-------- Excerpted data

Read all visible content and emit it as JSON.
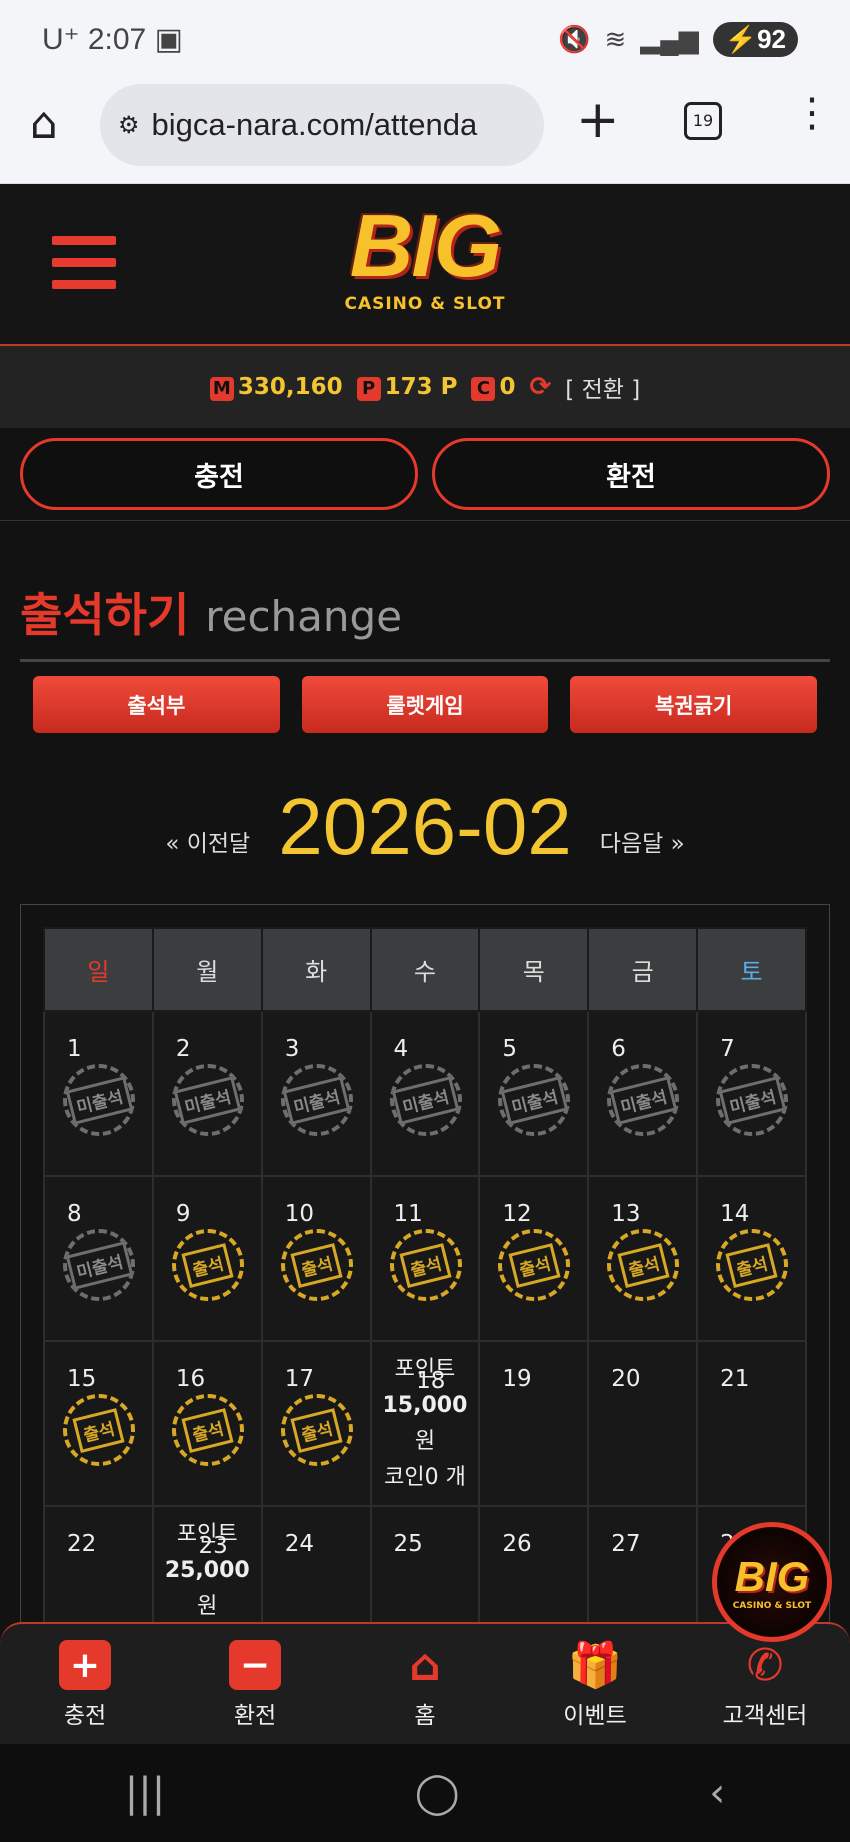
{
  "status_bar": {
    "carrier": "U⁺",
    "time": "2:07",
    "battery": "92"
  },
  "browser": {
    "url": "bigca-nara.com/attenda",
    "tab_count": "19"
  },
  "site": {
    "logo_text": "BIG",
    "logo_sub": "CASINO & SLOT",
    "balance": {
      "money_tag": "M",
      "money": "330,160",
      "point_tag": "P",
      "points": "173 P",
      "coin_tag": "C",
      "coins": "0",
      "switch": "[ 전환 ]"
    },
    "buttons": {
      "charge": "충전",
      "exchange": "환전"
    },
    "page_title": {
      "ko": "출석하기",
      "en": "rechange"
    },
    "tabs": [
      "출석부",
      "룰렛게임",
      "복권긁기"
    ],
    "month_nav": {
      "prev": "« 이전달",
      "current": "2026-02",
      "next": "다음달 »"
    },
    "weekdays": [
      "일",
      "월",
      "화",
      "수",
      "목",
      "금",
      "토"
    ],
    "weekday_colors": {
      "sun": "#e5392c",
      "sat": "#5aaee8"
    },
    "stamp_labels": {
      "missed": "미출석",
      "attended": "출석"
    },
    "weeks": [
      [
        {
          "d": "1",
          "s": "missed"
        },
        {
          "d": "2",
          "s": "missed"
        },
        {
          "d": "3",
          "s": "missed"
        },
        {
          "d": "4",
          "s": "missed"
        },
        {
          "d": "5",
          "s": "missed"
        },
        {
          "d": "6",
          "s": "missed"
        },
        {
          "d": "7",
          "s": "missed"
        }
      ],
      [
        {
          "d": "8",
          "s": "missed"
        },
        {
          "d": "9",
          "s": "attended"
        },
        {
          "d": "10",
          "s": "attended"
        },
        {
          "d": "11",
          "s": "attended"
        },
        {
          "d": "12",
          "s": "attended"
        },
        {
          "d": "13",
          "s": "attended"
        },
        {
          "d": "14",
          "s": "attended"
        }
      ],
      [
        {
          "d": "15",
          "s": "attended"
        },
        {
          "d": "16",
          "s": "attended"
        },
        {
          "d": "17",
          "s": "attended"
        },
        {
          "d": "18",
          "s": "reward",
          "r1": "포인트",
          "r2": "15,000",
          "r3": "원",
          "r4": "코인0 개"
        },
        {
          "d": "19"
        },
        {
          "d": "20"
        },
        {
          "d": "21"
        }
      ],
      [
        {
          "d": "22"
        },
        {
          "d": "23",
          "s": "reward",
          "r1": "포인트",
          "r2": "25,000",
          "r3": "원"
        },
        {
          "d": "24"
        },
        {
          "d": "25"
        },
        {
          "d": "26"
        },
        {
          "d": "27"
        },
        {
          "d": "28"
        }
      ]
    ],
    "bottom_nav": [
      {
        "label": "충전",
        "icon": "plus-icon",
        "glyph": "+"
      },
      {
        "label": "환전",
        "icon": "minus-icon",
        "glyph": "−"
      },
      {
        "label": "홈",
        "icon": "home-icon",
        "glyph": "⌂"
      },
      {
        "label": "이벤트",
        "icon": "gift-icon",
        "glyph": "🎁"
      },
      {
        "label": "고객센터",
        "icon": "phone-icon",
        "glyph": "✆"
      }
    ],
    "float_logo": {
      "text": "BIG",
      "sub": "CASINO & SLOT"
    }
  }
}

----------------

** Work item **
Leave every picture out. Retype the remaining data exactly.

** Output for this task **
Read all visible content and emit it as JSON.
{
  "status_bar": {
    "carrier": "U⁺",
    "time": "2:07",
    "battery": "92"
  },
  "browser": {
    "url": "bigca-nara.com/attenda",
    "tab_count": "19"
  },
  "site": {
    "logo_text": "BIG",
    "logo_sub": "CASINO & SLOT",
    "balance": {
      "money_tag": "M",
      "money": "330,160",
      "point_tag": "P",
      "points": "173 P",
      "coin_tag": "C",
      "coins": "0",
      "switch": "[ 전환 ]"
    },
    "buttons": {
      "charge": "충전",
      "exchange": "환전"
    },
    "page_title": {
      "ko": "출석하기",
      "en": "rechange"
    },
    "tabs": [
      "출석부",
      "룰렛게임",
      "복권긁기"
    ],
    "month_nav": {
      "prev": "« 이전달",
      "current": "2026-02",
      "next": "다음달 »"
    },
    "weekdays": [
      "일",
      "월",
      "화",
      "수",
      "목",
      "금",
      "토"
    ],
    "weekday_colors": {
      "sun": "#e5392c",
      "sat": "#5aaee8"
    },
    "stamp_labels": {
      "missed": "미출석",
      "attended": "출석"
    },
    "weeks": [
      [
        {
          "d": "1",
          "s": "missed"
        },
        {
          "d": "2",
          "s": "missed"
        },
        {
          "d": "3",
          "s": "missed"
        },
        {
          "d": "4",
          "s": "missed"
        },
        {
          "d": "5",
          "s": "missed"
        },
        {
          "d": "6",
          "s": "missed"
        },
        {
          "d": "7",
          "s": "missed"
        }
      ],
      [
        {
          "d": "8",
          "s": "missed"
        },
        {
          "d": "9",
          "s": "attended"
        },
        {
          "d": "10",
          "s": "attended"
        },
        {
          "d": "11",
          "s": "attended"
        },
        {
          "d": "12",
          "s": "attended"
        },
        {
          "d": "13",
          "s": "attended"
        },
        {
          "d": "14",
          "s": "attended"
        }
      ],
      [
        {
          "d": "15",
          "s": "attended"
        },
        {
          "d": "16",
          "s": "attended"
        },
        {
          "d": "17",
          "s": "attended"
        },
        {
          "d": "18",
          "s": "reward",
          "r1": "포인트",
          "r2": "15,000",
          "r3": "원",
          "r4": "코인0 개"
        },
        {
          "d": "19"
        },
        {
          "d": "20"
        },
        {
          "d": "21"
        }
      ],
      [
        {
          "d": "22"
        },
        {
          "d": "23",
          "s": "reward",
          "r1": "포인트",
          "r2": "25,000",
          "r3": "원"
        },
        {
          "d": "24"
        },
        {
          "d": "25"
        },
        {
          "d": "26"
        },
        {
          "d": "27"
        },
        {
          "d": "28"
        }
      ]
    ],
    "bottom_nav": [
      {
        "label": "충전",
        "icon": "plus-icon",
        "glyph": "+"
      },
      {
        "label": "환전",
        "icon": "minus-icon",
        "glyph": "−"
      },
      {
        "label": "홈",
        "icon": "home-icon",
        "glyph": "⌂"
      },
      {
        "label": "이벤트",
        "icon": "gift-icon",
        "glyph": "🎁"
      },
      {
        "label": "고객센터",
        "icon": "phone-icon",
        "glyph": "✆"
      }
    ],
    "float_logo": {
      "text": "BIG",
      "sub": "CASINO & SLOT"
    }
  }
}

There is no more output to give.